Contact:  Lori Wright
603-862-0574
UNH Media Relations
March 15, 2007


DURHAM, N.H. -- The University of New Hampshire John C. Rouman Classical Lecture Series welcomes Charles Rowan Beye, distinguished professor of classics emeritus at Lehman College and the Graduate Center of the City University of New York, who will speak on the figure of the Greek hero Odysseus.

Beye will deliver the spring 2007 Rouman Lecture, “Defining/Defending Odysseus,” at 7:30 p.m., Wednesday, March 21, 2007, in Richards Auditorium in Murkland Hall. The lecture is co-sponsored by the College of Liberal Arts and the Epsilon Upsilon chapter of Eta Sigma Phi, the classics undergraduate honor society. The lecture is free and open to the public.

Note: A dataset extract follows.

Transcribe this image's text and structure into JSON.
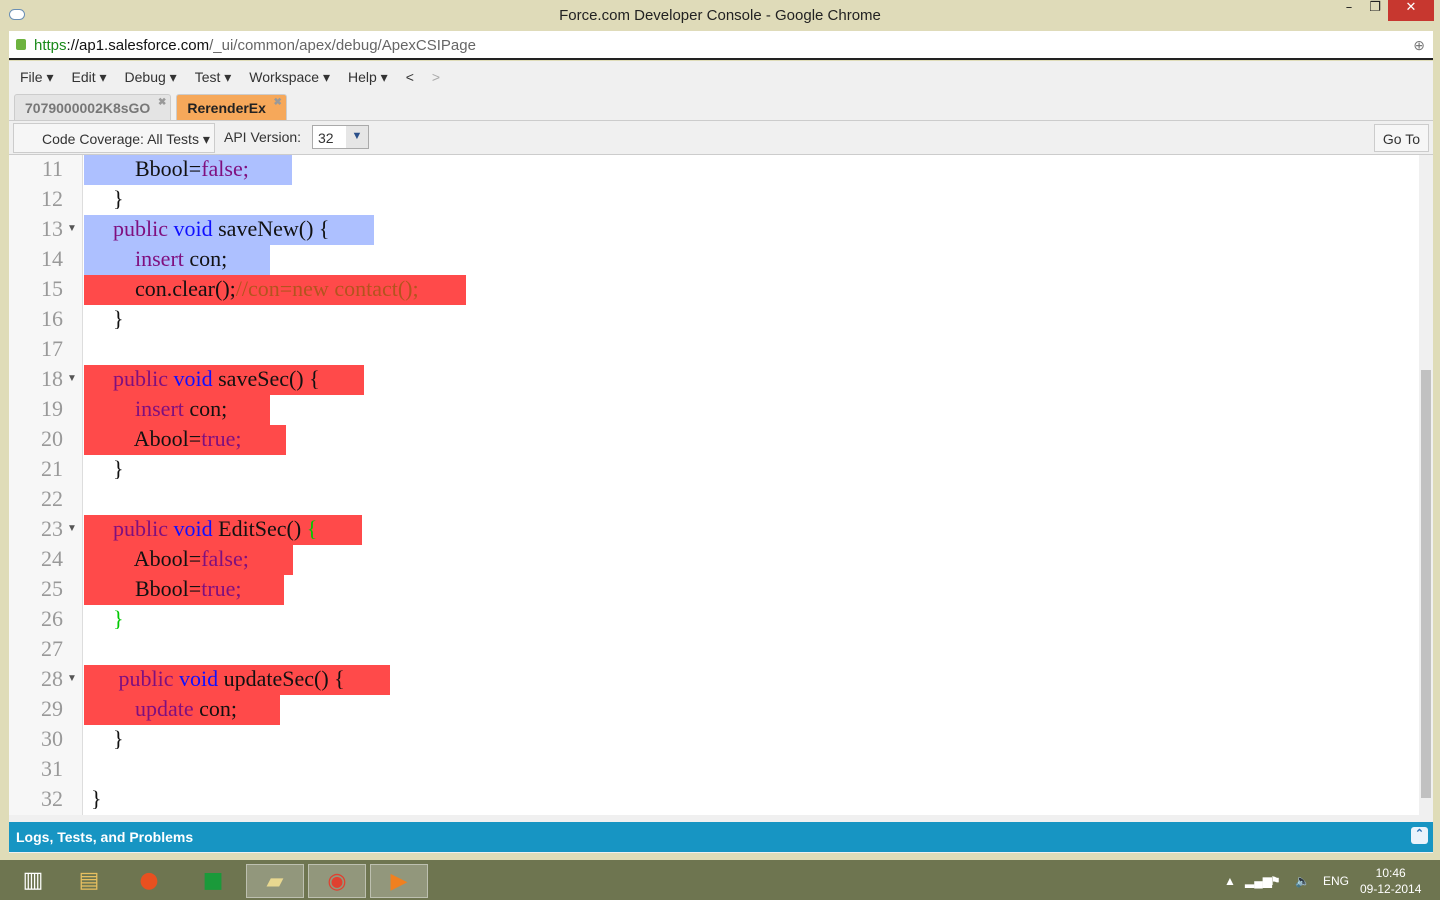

Odysseus was the ruler of the island kingdom of Ithaca. He was one of the most prominent Greek leaders in the Trojan War, and was the hero of Homer's “Odyssey.” He was known for his cleverness and cunning, and for his eloquence as a speaker.

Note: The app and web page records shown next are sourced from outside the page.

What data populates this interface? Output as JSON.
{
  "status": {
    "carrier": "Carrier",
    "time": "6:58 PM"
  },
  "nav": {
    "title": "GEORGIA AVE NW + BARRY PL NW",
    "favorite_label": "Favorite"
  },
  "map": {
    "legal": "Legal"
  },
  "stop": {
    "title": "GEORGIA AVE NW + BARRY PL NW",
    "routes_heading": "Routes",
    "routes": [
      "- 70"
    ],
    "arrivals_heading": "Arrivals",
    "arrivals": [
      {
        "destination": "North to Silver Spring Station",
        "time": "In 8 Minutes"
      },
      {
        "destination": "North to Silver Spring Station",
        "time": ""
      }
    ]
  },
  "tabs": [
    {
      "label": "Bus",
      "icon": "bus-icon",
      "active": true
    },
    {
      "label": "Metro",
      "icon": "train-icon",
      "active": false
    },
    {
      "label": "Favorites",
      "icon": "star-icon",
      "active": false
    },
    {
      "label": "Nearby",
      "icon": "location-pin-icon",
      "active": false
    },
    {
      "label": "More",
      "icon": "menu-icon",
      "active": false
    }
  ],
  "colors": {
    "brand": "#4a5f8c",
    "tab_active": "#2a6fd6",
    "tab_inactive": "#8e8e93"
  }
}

Educated at the University of Iowa and Harvard University, Beye has taught at Yale, Stanford, Boston University, where he was chair of the classics department for several years, and at the City University of New York, where he was the executive officer of a consortium graduate program in classics involving Fordham University, New York University, and the City University.

An early interest in ancient Greek epic poetry resulted in a number of scholarly articles on the subject as well as his “Ancient Epic Poetry” several times reprinted, most recently with an additional chapter on the Sumerian-Akkadian Gilgamesh story, and “Epic and Romance in the Argonautica of Apollonius,” which has changed our critical understanding of this Alexandrian poet. Students are possibly most familiar with his “Ancient Greek Literature and Society.”

Beye is also the author of a recent work of fiction, “Odysseus: a Life,” which was published by Hyperion Press, and he was chosen as one of this year’s lecturers particularly because of this exciting combination of scholarly and artistic interest in the hero from Ithaca.

Beye’s talk will be followed by a small public reception. For more information or directions see http://www.unh.edu/classics or contact Thelma Sidmore at tss@cisunix.unh.edu or 603-862-3522.